● What you will do: State only how many lines of the records contain the string "this".

Items from an interface collection
---

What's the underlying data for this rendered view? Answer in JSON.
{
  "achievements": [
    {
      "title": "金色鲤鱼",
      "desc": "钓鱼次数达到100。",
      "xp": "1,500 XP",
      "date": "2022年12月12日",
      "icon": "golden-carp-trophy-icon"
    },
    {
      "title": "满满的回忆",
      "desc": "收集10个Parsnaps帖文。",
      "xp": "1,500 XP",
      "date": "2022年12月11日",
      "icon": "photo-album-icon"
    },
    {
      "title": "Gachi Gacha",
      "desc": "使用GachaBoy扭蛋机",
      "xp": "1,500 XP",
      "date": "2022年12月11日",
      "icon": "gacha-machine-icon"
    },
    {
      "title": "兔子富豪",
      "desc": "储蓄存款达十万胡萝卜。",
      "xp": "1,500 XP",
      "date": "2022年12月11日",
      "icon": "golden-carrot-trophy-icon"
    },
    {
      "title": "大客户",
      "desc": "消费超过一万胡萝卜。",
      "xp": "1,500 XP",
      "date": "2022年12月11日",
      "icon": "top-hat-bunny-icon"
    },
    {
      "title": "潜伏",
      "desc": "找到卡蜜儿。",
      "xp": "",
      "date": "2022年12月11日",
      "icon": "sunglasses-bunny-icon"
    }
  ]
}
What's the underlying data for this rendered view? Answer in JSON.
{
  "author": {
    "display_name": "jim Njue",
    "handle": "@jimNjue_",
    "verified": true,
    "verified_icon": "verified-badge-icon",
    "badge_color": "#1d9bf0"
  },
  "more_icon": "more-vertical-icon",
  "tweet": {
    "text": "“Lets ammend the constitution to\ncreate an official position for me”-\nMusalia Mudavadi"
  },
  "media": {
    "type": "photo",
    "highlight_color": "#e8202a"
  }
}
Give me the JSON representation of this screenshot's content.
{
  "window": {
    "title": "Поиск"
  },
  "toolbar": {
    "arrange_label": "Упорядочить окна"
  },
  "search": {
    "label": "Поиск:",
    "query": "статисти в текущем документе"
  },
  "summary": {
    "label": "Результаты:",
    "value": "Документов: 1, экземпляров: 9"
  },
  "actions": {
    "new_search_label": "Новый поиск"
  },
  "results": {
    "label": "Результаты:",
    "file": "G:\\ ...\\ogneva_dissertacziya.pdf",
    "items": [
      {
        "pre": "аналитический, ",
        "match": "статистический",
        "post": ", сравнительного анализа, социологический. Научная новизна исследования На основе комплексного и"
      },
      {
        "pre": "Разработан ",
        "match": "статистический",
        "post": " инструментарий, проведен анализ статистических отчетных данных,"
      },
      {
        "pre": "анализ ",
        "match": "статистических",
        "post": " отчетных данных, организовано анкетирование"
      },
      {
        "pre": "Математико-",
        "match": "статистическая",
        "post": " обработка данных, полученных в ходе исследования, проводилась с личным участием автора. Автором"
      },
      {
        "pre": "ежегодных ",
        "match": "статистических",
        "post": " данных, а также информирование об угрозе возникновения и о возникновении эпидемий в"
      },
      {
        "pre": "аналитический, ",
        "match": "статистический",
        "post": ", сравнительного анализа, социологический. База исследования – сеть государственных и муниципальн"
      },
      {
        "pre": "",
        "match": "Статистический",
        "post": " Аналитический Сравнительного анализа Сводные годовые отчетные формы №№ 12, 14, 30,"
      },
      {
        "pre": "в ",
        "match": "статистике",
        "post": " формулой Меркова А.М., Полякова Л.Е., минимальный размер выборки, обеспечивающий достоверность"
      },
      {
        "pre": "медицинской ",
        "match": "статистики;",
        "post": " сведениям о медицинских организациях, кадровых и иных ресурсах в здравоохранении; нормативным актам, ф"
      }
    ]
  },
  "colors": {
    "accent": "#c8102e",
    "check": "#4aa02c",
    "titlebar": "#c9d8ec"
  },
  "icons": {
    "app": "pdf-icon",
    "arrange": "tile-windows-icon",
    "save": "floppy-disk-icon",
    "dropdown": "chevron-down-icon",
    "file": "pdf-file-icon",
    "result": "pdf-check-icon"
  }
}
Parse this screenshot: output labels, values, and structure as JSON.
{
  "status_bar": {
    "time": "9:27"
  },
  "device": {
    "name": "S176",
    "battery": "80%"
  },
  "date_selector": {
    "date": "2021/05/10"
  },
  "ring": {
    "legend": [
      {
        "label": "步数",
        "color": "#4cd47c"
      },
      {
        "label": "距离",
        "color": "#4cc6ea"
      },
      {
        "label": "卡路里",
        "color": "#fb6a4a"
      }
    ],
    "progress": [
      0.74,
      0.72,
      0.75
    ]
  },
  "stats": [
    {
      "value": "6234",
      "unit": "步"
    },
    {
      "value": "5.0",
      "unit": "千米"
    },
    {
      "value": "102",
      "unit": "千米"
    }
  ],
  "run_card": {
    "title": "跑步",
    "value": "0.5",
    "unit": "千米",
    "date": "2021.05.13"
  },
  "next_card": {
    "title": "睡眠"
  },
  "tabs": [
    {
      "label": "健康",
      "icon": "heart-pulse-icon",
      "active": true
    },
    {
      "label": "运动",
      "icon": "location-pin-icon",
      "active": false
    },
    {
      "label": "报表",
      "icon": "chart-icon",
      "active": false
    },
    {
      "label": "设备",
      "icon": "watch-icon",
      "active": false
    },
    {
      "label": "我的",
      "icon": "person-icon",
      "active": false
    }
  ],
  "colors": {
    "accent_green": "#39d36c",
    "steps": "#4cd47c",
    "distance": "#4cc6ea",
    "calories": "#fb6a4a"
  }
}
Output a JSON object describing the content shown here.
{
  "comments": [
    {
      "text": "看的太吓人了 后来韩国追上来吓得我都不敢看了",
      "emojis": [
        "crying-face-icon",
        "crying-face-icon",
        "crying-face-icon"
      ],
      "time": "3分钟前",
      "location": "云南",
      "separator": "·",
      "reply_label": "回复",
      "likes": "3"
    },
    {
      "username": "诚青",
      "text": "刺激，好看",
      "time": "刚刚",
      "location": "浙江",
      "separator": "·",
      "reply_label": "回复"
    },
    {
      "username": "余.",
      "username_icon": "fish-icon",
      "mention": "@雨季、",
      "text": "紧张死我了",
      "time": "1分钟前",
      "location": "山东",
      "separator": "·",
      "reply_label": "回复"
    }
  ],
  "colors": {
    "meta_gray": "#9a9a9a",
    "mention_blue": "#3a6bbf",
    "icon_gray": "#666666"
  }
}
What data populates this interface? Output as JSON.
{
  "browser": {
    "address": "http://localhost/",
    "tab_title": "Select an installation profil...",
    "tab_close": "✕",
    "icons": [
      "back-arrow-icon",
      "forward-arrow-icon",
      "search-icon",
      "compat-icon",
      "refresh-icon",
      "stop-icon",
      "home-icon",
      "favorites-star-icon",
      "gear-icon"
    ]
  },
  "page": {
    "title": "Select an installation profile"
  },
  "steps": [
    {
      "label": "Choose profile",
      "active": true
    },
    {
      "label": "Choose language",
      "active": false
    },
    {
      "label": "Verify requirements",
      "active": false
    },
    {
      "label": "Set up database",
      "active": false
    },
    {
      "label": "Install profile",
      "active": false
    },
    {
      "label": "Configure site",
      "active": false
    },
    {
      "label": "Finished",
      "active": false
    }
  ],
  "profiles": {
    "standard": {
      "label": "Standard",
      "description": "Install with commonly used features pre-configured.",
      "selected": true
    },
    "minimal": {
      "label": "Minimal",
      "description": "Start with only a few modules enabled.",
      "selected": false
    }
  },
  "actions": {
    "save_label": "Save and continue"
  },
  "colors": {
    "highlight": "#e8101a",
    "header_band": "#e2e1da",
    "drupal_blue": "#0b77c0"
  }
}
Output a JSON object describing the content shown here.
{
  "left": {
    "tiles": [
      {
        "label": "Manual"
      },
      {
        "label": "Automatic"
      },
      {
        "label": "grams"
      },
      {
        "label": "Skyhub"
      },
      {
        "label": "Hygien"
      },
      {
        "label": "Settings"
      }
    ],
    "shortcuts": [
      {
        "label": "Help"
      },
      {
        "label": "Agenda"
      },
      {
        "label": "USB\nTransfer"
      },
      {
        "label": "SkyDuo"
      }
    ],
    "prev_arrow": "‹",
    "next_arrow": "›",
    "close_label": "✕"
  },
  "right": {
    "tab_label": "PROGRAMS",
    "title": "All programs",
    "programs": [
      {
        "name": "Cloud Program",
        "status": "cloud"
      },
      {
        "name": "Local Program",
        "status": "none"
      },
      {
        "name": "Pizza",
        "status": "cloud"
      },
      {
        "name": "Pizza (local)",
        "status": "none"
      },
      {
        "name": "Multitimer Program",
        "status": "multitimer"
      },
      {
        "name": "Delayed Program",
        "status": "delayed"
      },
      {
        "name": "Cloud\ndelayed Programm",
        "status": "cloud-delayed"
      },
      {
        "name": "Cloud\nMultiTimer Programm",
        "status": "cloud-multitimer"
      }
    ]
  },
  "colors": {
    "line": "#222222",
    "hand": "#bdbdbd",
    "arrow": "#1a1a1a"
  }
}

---

● Answer space: 5